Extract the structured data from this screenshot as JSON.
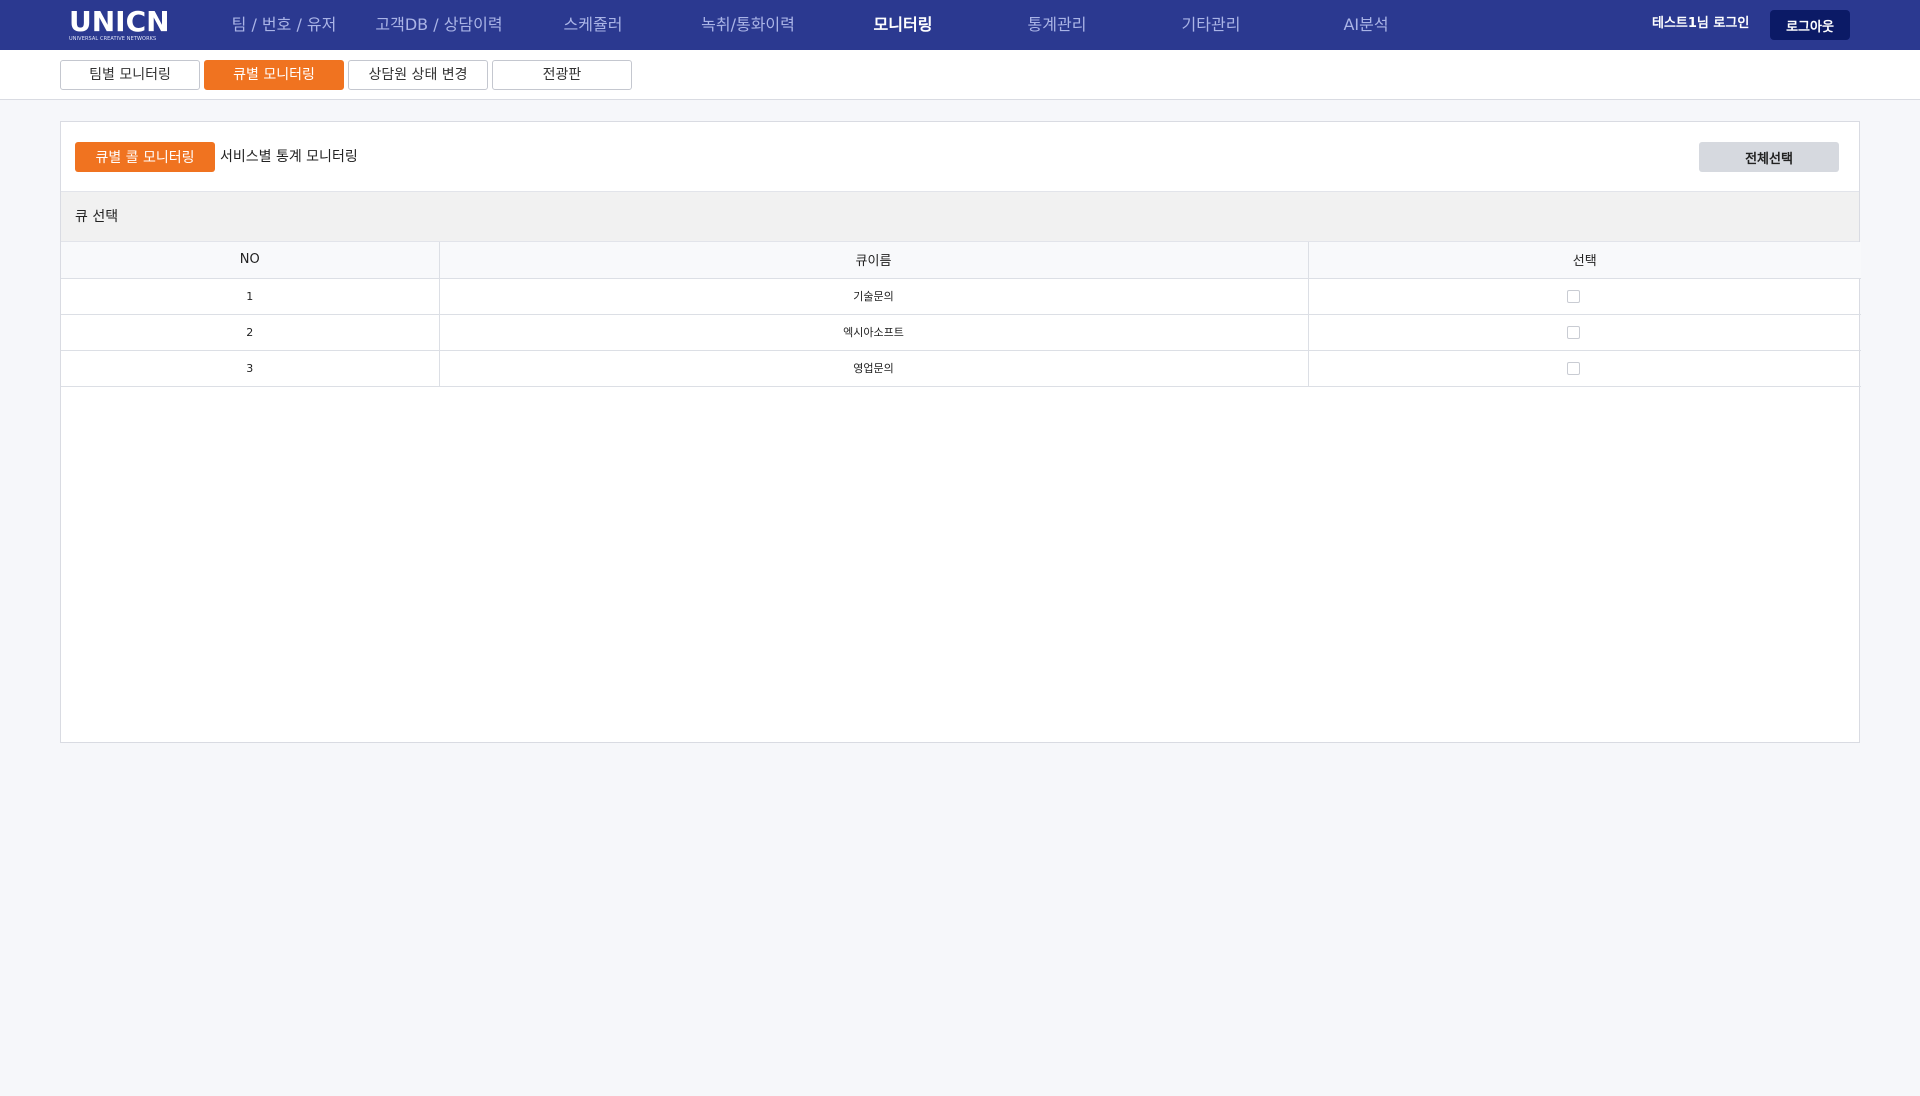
{
  "brand": {
    "logo_text": "UNICN",
    "logo_subtitle": "UNIVERSAL CREATIVE NETWORKS"
  },
  "nav": {
    "items": [
      {
        "label": "팀 / 번호 / 유저"
      },
      {
        "label": "고객DB / 상담이력"
      },
      {
        "label": "스케쥴러"
      },
      {
        "label": "녹취/통화이력"
      },
      {
        "label": "모니터링"
      },
      {
        "label": "통계관리"
      },
      {
        "label": "기타관리"
      },
      {
        "label": "AI분석"
      }
    ],
    "active": "모니터링",
    "login_text": "테스트1님 로그인",
    "logout_label": "로그아웃"
  },
  "subtabs": {
    "items": [
      {
        "label": "팀별 모니터링"
      },
      {
        "label": "큐별 모니터링"
      },
      {
        "label": "상담원 상태 변경"
      },
      {
        "label": "전광판"
      }
    ],
    "active": "큐별 모니터링"
  },
  "panel": {
    "inner_tab_active": "큐별 콜 모니터링",
    "inner_tab": "서비스별 통계 모니터링",
    "select_all_label": "전체선택",
    "section_title": "큐 선택",
    "table": {
      "headers": [
        "NO",
        "큐이름",
        "선택"
      ],
      "rows": [
        {
          "no": "1",
          "name": "기술문의",
          "checked": false
        },
        {
          "no": "2",
          "name": "엑시아소프트",
          "checked": false
        },
        {
          "no": "3",
          "name": "영업문의",
          "checked": false
        }
      ]
    }
  },
  "colors": {
    "nav_bg": "#2b3990",
    "accent": "#f07320",
    "logout_bg": "#0b1a66"
  }
}
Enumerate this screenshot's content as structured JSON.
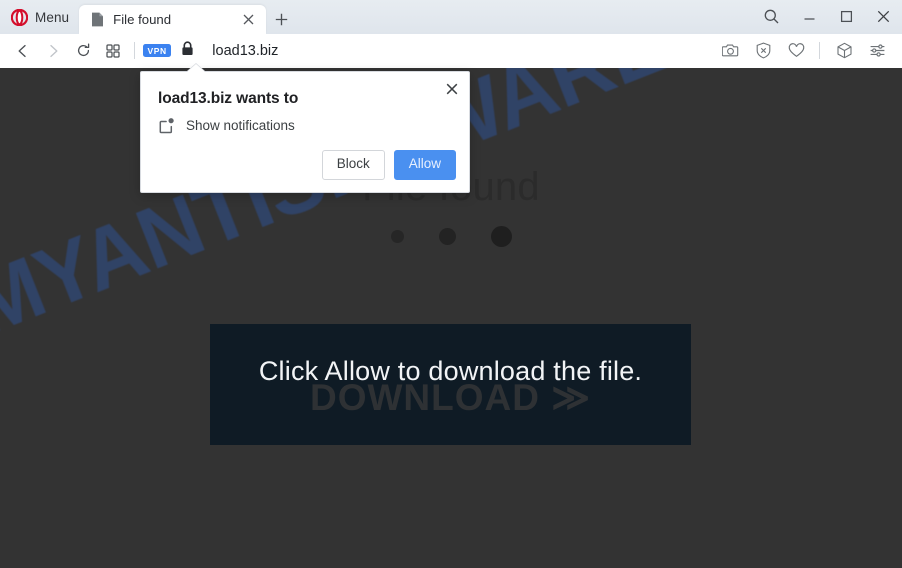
{
  "browser": {
    "menu_label": "Menu",
    "menu_icon": "opera-logo-icon",
    "tab": {
      "title": "File found",
      "favicon": "file-document-icon",
      "close_icon": "close-icon"
    },
    "new_tab_icon": "plus-icon",
    "window_controls": {
      "search_icon": "search-icon",
      "minimize_icon": "minimize-icon",
      "maximize_icon": "maximize-icon",
      "close_icon": "close-icon"
    },
    "nav": {
      "back_icon": "chevron-left-icon",
      "forward_icon": "chevron-right-icon",
      "reload_icon": "reload-icon",
      "tabmenu_icon": "grid-squares-icon",
      "vpn_badge": "VPN",
      "lock_icon": "padlock-icon",
      "url": "load13.biz",
      "right_icons": [
        "camera-snapshot-icon",
        "shield-block-ads-icon",
        "heart-icon",
        "cube-extensions-icon",
        "sliders-easy-setup-icon"
      ]
    },
    "colors": {
      "vpn_badge_bg": "#3b82f0",
      "opera_red": "#d40f2c",
      "tabstrip_bg": "#e4eaf0"
    }
  },
  "page": {
    "watermark": "MYANTISPYWARE.COM",
    "watermark_color": "#2f4d86",
    "heading": "File found",
    "background_color": "#333333",
    "loader_dots": 3,
    "download_box": {
      "message": "Click Allow to download the file.",
      "ghost_label": "DOWNLOAD ≫",
      "background_color": "#0f1b25"
    }
  },
  "permission_dialog": {
    "title": "load13.biz wants to",
    "permission_icon": "notification-badge-icon",
    "permission_label": "Show notifications",
    "close_icon": "close-icon",
    "block_label": "Block",
    "allow_label": "Allow",
    "allow_color": "#4a90f0"
  }
}
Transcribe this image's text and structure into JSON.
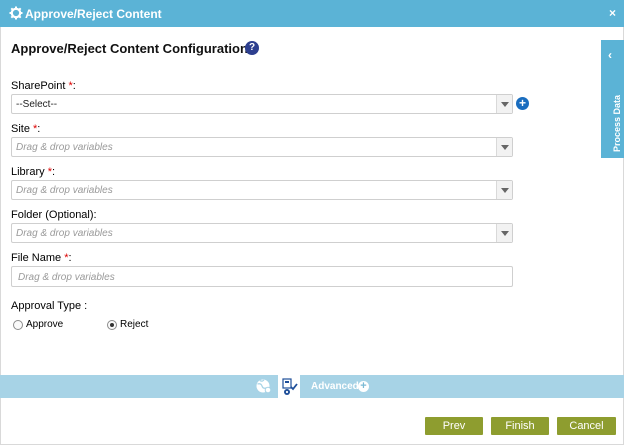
{
  "window": {
    "title": "Approve/Reject Content",
    "close": "×"
  },
  "page": {
    "title": "Approve/Reject Content Configuration",
    "help": "?"
  },
  "fields": {
    "sharepoint": {
      "label": "SharePoint ",
      "req": "*",
      "colon": ":",
      "value": "--Select--"
    },
    "site": {
      "label": "Site ",
      "req": "*",
      "colon": ":",
      "placeholder": "Drag & drop variables"
    },
    "library": {
      "label": "Library ",
      "req": "*",
      "colon": ":",
      "placeholder": "Drag & drop variables"
    },
    "folder": {
      "label": "Folder (Optional):",
      "placeholder": "Drag & drop variables"
    },
    "filename": {
      "label": "File Name ",
      "req": "*",
      "colon": ":",
      "placeholder": "Drag & drop variables"
    }
  },
  "approval": {
    "label": "Approval Type :",
    "options": [
      {
        "label": "Approve",
        "checked": false
      },
      {
        "label": "Reject",
        "checked": true
      }
    ]
  },
  "side_panel": {
    "label": "Process Data",
    "chevron": "‹"
  },
  "bottom_tabs": {
    "advanced_label": "Advanced",
    "plus": "+"
  },
  "buttons": {
    "prev": "Prev",
    "finish": "Finish",
    "cancel": "Cancel"
  },
  "colors": {
    "title_bar": "#5bb3d6",
    "tab_bar": "#a7d3e6",
    "button": "#8e9d2f",
    "required": "#dd0000",
    "help_icon": "#2d3f8f"
  }
}
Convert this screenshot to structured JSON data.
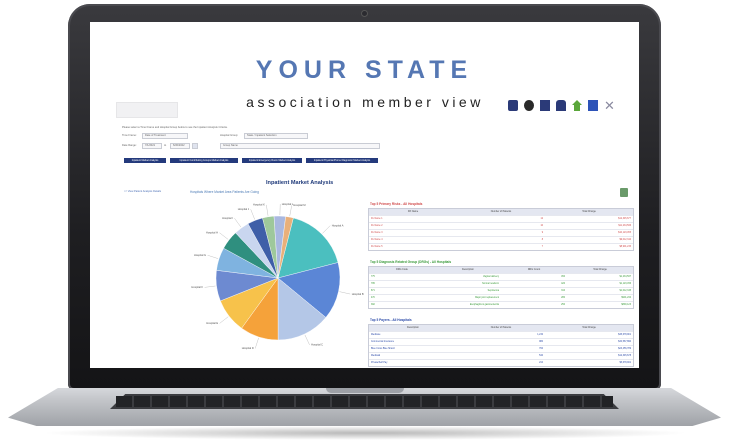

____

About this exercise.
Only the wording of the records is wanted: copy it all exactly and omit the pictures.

Written response.
Extract the structured data from this screenshot as JSON.
{
  "brand": {
    "logo_text": "UNICN",
    "logo_subtitle": "UNIVERSAL CREATIVE NETWORKS"
  },
  "nav": {
    "items": [
      {
        "label": "팀 / 번호 / 유저"
      },
      {
        "label": "고객DB / 상담이력"
      },
      {
        "label": "스케쥴러"
      },
      {
        "label": "녹취/통화이력"
      },
      {
        "label": "모니터링"
      },
      {
        "label": "통계관리"
      },
      {
        "label": "기타관리"
      },
      {
        "label": "AI분석"
      }
    ],
    "active": "모니터링",
    "login_text": "테스트1님 로그인",
    "logout_label": "로그아웃"
  },
  "subtabs": {
    "items": [
      {
        "label": "팀별 모니터링"
      },
      {
        "label": "큐별 모니터링"
      },
      {
        "label": "상담원 상태 변경"
      },
      {
        "label": "전광판"
      }
    ],
    "active": "큐별 모니터링"
  },
  "panel": {
    "inner_tab_active": "큐별 콜 모니터링",
    "inner_tab": "서비스별 통계 모니터링",
    "select_all_label": "전체선택",
    "section_title": "큐 선택",
    "table": {
      "headers": [
        "NO",
        "큐이름",
        "선택"
      ],
      "rows": [
        {
          "no": "1",
          "name": "기술문의",
          "checked": false
        },
        {
          "no": "2",
          "name": "엑시아소프트",
          "checked": false
        },
        {
          "no": "3",
          "name": "영업문의",
          "checked": false
        }
      ]
    }
  },
  "colors": {
    "nav_bg": "#2b3990",
    "accent": "#f07320",
    "logout_bg": "#0b1a66"
  }
}
Enumerate this screenshot's content as structured JSON.
{
  "browser": {
    "menu_label": "Menu",
    "menu_icon": "opera-logo-icon",
    "tab": {
      "title": "File found",
      "favicon": "file-document-icon",
      "close_icon": "close-icon"
    },
    "new_tab_icon": "plus-icon",
    "window_controls": {
      "search_icon": "search-icon",
      "minimize_icon": "minimize-icon",
      "maximize_icon": "maximize-icon",
      "close_icon": "close-icon"
    },
    "nav": {
      "back_icon": "chevron-left-icon",
      "forward_icon": "chevron-right-icon",
      "reload_icon": "reload-icon",
      "tabmenu_icon": "grid-squares-icon",
      "vpn_badge": "VPN",
      "lock_icon": "padlock-icon",
      "url": "load13.biz",
      "right_icons": [
        "camera-snapshot-icon",
        "shield-block-ads-icon",
        "heart-icon",
        "cube-extensions-icon",
        "sliders-easy-setup-icon"
      ]
    },
    "colors": {
      "vpn_badge_bg": "#3b82f0",
      "opera_red": "#d40f2c",
      "tabstrip_bg": "#e4eaf0"
    }
  },
  "page": {
    "watermark": "MYANTISPYWARE.COM",
    "watermark_color": "#2f4d86",
    "heading": "File found",
    "background_color": "#333333",
    "loader_dots": 3,
    "download_box": {
      "message": "Click Allow to download the file.",
      "ghost_label": "DOWNLOAD ≫",
      "background_color": "#0f1b25"
    }
  },
  "permission_dialog": {
    "title": "load13.biz wants to",
    "permission_icon": "notification-badge-icon",
    "permission_label": "Show notifications",
    "close_icon": "close-icon",
    "block_label": "Block",
    "allow_label": "Allow",
    "allow_color": "#4a90f0"
  }
}
Transcribe this image's text and structure into JSON.
{
  "window": {
    "title": "Approve/Reject Content",
    "close": "×"
  },
  "page": {
    "title": "Approve/Reject Content Configuration",
    "help": "?"
  },
  "fields": {
    "sharepoint": {
      "label": "SharePoint ",
      "req": "*",
      "colon": ":",
      "value": "--Select--"
    },
    "site": {
      "label": "Site ",
      "req": "*",
      "colon": ":",
      "placeholder": "Drag & drop variables"
    },
    "library": {
      "label": "Library ",
      "req": "*",
      "colon": ":",
      "placeholder": "Drag & drop variables"
    },
    "folder": {
      "label": "Folder (Optional):",
      "placeholder": "Drag & drop variables"
    },
    "filename": {
      "label": "File Name ",
      "req": "*",
      "colon": ":",
      "placeholder": "Drag & drop variables"
    }
  },
  "approval": {
    "label": "Approval Type :",
    "options": [
      {
        "label": "Approve",
        "checked": false
      },
      {
        "label": "Reject",
        "checked": true
      }
    ]
  },
  "side_panel": {
    "label": "Process Data",
    "chevron": "‹"
  },
  "bottom_tabs": {
    "advanced_label": "Advanced",
    "plus": "+"
  },
  "buttons": {
    "prev": "Prev",
    "finish": "Finish",
    "cancel": "Cancel"
  },
  "colors": {
    "title_bar": "#5bb3d6",
    "tab_bar": "#a7d3e6",
    "button": "#8e9d2f",
    "required": "#dd0000",
    "help_icon": "#2d3f8f"
  }
}
Convert this screenshot to structured JSON data.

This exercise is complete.